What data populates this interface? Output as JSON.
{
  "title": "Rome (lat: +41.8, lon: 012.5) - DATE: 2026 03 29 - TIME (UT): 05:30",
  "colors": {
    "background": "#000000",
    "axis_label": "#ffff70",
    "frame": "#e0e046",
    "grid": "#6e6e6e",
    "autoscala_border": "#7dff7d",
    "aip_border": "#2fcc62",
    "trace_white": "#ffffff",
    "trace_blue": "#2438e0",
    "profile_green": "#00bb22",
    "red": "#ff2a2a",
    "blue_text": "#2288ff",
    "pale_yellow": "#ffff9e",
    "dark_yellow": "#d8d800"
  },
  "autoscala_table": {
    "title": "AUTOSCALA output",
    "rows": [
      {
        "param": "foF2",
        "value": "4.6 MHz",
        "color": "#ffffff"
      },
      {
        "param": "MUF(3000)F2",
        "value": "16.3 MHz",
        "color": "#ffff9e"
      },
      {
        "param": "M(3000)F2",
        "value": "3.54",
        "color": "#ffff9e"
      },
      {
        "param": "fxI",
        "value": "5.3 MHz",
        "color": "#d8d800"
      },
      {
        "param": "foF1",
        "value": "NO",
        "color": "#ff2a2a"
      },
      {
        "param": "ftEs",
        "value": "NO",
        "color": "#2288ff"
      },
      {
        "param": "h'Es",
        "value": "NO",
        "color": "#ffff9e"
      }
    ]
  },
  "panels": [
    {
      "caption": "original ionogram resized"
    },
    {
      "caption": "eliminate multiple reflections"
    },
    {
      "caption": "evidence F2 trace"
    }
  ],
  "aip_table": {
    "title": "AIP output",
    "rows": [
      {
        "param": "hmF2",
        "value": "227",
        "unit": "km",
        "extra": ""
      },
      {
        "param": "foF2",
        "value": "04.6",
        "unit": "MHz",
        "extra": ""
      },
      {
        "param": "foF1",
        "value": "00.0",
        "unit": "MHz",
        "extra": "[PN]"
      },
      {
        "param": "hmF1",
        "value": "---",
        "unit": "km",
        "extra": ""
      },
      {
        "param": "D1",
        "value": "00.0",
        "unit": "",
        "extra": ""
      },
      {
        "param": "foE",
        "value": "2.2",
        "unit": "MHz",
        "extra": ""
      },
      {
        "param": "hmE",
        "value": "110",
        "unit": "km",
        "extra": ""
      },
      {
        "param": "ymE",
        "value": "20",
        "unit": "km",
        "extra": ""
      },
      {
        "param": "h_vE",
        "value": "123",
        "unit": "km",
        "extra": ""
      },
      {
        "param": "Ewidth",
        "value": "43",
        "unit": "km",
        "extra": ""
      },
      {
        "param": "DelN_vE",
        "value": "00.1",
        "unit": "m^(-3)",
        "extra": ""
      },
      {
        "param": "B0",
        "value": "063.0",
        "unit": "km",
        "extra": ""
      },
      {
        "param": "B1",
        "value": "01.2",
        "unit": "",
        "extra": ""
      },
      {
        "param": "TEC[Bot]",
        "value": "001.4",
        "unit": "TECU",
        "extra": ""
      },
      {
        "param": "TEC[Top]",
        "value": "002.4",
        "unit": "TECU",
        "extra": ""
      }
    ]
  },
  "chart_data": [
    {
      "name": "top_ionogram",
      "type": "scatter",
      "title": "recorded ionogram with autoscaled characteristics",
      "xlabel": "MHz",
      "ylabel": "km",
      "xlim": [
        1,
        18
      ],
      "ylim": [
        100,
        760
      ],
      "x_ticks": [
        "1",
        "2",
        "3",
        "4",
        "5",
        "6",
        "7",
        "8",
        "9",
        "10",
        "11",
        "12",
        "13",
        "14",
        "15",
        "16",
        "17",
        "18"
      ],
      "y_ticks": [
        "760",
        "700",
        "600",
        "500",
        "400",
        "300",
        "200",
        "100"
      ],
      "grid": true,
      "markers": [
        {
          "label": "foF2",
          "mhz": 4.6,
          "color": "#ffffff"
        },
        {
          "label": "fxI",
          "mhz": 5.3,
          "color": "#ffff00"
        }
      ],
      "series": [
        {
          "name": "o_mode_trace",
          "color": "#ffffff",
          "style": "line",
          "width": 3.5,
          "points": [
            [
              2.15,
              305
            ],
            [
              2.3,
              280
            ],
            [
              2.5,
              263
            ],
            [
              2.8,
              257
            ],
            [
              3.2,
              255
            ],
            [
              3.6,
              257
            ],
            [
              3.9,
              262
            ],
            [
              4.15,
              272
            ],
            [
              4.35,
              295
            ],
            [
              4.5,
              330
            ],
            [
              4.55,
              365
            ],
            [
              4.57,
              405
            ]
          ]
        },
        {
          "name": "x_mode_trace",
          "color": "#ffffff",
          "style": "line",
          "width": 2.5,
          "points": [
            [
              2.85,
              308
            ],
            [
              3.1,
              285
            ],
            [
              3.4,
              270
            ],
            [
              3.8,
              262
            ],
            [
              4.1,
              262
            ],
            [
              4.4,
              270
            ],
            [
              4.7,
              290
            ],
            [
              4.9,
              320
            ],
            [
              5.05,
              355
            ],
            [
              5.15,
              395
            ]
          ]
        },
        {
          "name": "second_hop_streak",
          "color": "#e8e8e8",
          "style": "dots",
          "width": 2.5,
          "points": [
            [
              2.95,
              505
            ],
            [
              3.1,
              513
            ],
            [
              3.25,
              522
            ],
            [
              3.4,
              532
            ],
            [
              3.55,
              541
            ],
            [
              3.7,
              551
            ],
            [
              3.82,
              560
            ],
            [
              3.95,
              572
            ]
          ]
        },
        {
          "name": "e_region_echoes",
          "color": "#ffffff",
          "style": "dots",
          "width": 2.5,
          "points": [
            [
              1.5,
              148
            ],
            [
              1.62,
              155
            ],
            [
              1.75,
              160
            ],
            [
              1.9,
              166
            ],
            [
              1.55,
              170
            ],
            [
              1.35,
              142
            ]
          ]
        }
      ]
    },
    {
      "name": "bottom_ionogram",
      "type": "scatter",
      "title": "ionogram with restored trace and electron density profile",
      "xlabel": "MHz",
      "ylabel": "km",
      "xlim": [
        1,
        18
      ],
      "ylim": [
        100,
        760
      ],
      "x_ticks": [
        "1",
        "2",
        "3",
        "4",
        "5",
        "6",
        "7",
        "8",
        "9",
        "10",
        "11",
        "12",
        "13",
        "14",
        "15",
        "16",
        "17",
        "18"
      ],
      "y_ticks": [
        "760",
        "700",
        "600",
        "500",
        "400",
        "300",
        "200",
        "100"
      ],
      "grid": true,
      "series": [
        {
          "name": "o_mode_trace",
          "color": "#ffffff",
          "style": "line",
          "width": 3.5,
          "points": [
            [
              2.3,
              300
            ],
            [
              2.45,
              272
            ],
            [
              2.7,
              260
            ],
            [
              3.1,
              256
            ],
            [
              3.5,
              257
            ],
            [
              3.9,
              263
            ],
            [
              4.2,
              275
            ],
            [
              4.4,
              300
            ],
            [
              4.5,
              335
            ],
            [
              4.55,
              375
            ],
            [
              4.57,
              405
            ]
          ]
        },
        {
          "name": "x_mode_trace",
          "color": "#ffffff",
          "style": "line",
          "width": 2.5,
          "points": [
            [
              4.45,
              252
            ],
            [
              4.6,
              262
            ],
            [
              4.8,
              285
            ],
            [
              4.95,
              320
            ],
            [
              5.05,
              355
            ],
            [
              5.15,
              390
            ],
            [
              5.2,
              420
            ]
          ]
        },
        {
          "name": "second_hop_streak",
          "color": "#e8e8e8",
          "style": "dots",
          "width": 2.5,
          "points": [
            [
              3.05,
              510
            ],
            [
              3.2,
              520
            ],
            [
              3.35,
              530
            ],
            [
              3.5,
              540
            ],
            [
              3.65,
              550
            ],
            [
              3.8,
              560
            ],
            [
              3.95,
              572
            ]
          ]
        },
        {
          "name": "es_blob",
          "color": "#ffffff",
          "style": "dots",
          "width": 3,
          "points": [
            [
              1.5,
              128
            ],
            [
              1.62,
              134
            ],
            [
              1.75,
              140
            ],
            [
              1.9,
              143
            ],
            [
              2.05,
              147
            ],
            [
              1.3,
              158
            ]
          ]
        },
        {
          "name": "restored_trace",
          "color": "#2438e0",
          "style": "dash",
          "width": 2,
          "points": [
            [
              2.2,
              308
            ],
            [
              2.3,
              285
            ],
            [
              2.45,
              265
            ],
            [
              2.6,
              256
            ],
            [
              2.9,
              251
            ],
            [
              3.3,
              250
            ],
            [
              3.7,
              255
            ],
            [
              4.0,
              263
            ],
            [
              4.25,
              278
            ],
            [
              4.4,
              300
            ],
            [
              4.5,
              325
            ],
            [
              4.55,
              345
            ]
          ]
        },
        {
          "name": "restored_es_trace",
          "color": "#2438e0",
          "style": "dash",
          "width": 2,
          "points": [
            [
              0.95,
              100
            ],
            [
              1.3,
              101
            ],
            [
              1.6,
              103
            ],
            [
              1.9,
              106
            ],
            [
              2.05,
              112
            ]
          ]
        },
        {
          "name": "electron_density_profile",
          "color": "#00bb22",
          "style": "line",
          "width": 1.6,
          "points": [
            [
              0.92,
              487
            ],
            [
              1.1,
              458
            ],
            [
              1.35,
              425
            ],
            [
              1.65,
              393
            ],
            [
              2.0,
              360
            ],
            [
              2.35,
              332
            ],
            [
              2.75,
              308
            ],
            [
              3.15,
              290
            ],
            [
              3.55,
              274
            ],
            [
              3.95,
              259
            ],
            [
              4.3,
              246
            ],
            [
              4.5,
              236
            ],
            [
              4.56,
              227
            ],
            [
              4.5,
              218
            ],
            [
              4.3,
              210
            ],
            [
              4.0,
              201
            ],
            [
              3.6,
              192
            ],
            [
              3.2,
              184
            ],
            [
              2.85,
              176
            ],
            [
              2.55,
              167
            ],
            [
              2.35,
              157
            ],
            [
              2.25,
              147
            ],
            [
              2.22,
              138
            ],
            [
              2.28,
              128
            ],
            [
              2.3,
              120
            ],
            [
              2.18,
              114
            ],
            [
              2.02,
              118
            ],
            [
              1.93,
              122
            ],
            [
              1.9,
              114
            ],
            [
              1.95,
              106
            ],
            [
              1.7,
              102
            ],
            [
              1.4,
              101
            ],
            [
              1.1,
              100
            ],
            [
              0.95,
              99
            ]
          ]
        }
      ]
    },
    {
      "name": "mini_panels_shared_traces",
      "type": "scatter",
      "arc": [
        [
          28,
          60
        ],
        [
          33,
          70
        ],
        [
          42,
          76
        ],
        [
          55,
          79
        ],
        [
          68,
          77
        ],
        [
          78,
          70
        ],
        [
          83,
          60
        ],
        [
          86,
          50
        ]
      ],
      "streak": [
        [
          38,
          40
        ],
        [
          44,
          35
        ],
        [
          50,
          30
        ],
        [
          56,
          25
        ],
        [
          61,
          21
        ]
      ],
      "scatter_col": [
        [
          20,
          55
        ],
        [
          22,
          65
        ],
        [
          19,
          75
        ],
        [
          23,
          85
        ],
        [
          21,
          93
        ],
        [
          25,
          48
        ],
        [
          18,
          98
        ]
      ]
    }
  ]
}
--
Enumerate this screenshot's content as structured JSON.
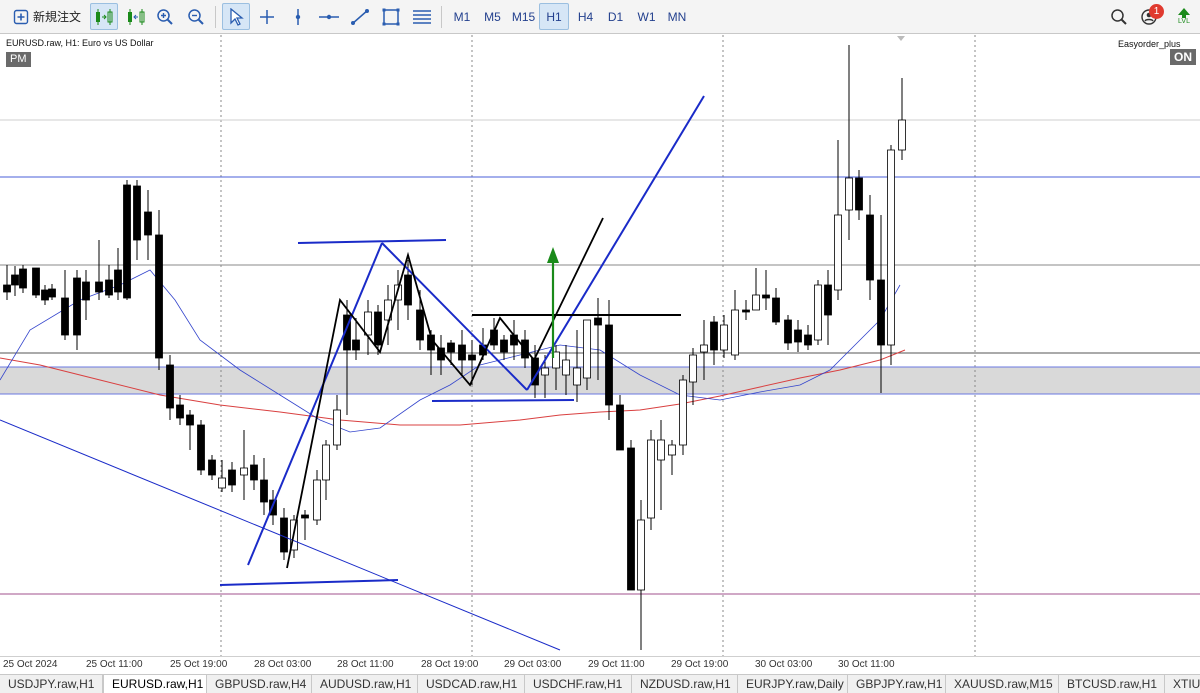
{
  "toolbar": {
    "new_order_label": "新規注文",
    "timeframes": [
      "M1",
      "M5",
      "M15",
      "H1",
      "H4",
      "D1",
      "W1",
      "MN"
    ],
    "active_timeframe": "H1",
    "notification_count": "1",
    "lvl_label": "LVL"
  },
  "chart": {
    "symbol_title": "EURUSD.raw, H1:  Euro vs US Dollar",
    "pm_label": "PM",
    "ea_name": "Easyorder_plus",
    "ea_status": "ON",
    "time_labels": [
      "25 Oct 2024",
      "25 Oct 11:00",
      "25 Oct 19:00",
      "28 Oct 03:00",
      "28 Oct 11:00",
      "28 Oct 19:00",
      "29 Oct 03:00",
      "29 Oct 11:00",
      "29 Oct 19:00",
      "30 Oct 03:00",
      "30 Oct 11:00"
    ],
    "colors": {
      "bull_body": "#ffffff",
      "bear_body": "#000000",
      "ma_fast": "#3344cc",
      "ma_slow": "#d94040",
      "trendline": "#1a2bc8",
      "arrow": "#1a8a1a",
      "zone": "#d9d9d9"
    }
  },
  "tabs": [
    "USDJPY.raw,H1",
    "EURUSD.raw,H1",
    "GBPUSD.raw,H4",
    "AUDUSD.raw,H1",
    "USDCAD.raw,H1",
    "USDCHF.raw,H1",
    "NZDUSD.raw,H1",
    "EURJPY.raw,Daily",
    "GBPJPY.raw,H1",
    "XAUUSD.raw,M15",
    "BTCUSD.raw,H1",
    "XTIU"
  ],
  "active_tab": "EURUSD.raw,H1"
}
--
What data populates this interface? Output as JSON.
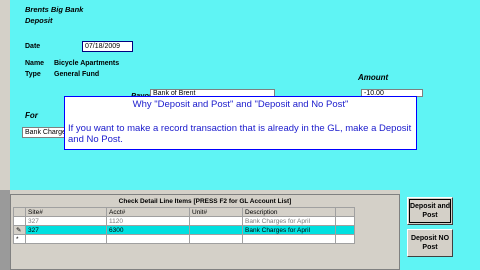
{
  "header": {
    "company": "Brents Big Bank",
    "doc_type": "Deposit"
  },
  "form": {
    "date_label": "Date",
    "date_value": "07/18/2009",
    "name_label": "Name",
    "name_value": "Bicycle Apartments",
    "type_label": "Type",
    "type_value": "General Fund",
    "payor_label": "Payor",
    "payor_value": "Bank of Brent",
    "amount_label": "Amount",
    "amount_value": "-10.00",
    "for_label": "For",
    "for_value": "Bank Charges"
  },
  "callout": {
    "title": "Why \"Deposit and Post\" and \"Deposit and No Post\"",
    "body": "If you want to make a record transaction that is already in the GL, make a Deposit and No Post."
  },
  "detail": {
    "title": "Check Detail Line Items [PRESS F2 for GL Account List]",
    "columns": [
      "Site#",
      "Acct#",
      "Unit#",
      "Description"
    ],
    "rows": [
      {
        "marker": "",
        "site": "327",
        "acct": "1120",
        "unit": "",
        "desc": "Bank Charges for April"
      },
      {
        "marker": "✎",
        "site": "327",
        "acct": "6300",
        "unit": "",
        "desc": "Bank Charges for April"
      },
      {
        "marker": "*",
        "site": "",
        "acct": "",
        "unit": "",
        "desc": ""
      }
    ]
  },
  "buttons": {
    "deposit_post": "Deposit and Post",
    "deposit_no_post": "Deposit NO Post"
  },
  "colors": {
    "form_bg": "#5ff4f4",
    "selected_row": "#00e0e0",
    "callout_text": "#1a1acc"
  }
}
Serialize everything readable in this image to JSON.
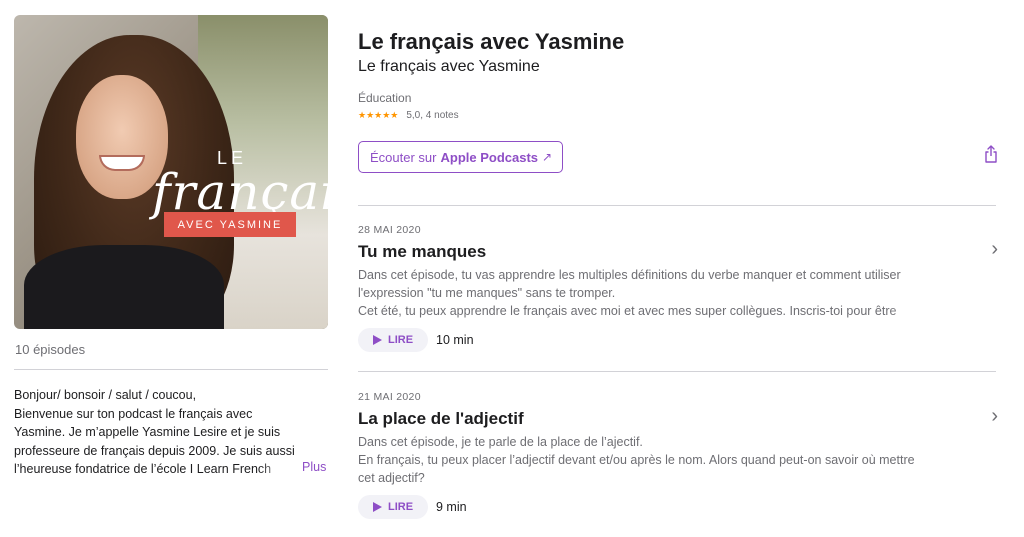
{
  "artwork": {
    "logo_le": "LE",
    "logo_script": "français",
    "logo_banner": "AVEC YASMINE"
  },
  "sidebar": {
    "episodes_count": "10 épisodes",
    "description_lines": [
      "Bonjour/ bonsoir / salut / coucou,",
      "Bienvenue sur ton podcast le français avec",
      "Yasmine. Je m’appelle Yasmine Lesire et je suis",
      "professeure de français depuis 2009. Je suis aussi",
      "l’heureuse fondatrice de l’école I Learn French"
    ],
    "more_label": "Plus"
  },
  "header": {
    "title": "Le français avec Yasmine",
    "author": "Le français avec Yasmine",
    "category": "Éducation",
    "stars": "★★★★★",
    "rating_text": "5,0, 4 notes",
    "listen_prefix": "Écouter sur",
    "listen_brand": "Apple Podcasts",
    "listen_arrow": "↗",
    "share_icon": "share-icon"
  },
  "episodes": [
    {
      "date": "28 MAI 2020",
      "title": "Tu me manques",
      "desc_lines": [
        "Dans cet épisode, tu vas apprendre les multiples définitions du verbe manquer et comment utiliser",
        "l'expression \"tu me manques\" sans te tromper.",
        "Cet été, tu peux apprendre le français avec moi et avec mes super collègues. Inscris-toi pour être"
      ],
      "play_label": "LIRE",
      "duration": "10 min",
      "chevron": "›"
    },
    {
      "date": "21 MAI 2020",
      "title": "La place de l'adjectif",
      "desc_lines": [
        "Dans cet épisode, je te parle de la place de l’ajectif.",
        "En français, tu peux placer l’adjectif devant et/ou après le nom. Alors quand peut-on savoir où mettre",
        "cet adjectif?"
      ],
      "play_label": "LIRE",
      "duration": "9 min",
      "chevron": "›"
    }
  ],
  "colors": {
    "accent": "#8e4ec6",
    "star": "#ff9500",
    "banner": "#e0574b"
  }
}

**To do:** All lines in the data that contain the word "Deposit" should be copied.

**Completed exercise:**
    "doc_type": "Deposit"
    "title": "Why \"Deposit and Post\" and \"Deposit and No Post\"",
    "body": "If you want to make a record transaction that is already in the GL, make a Deposit and No Post."
    "deposit_post": "Deposit and Post",
    "deposit_no_post": "Deposit NO Post"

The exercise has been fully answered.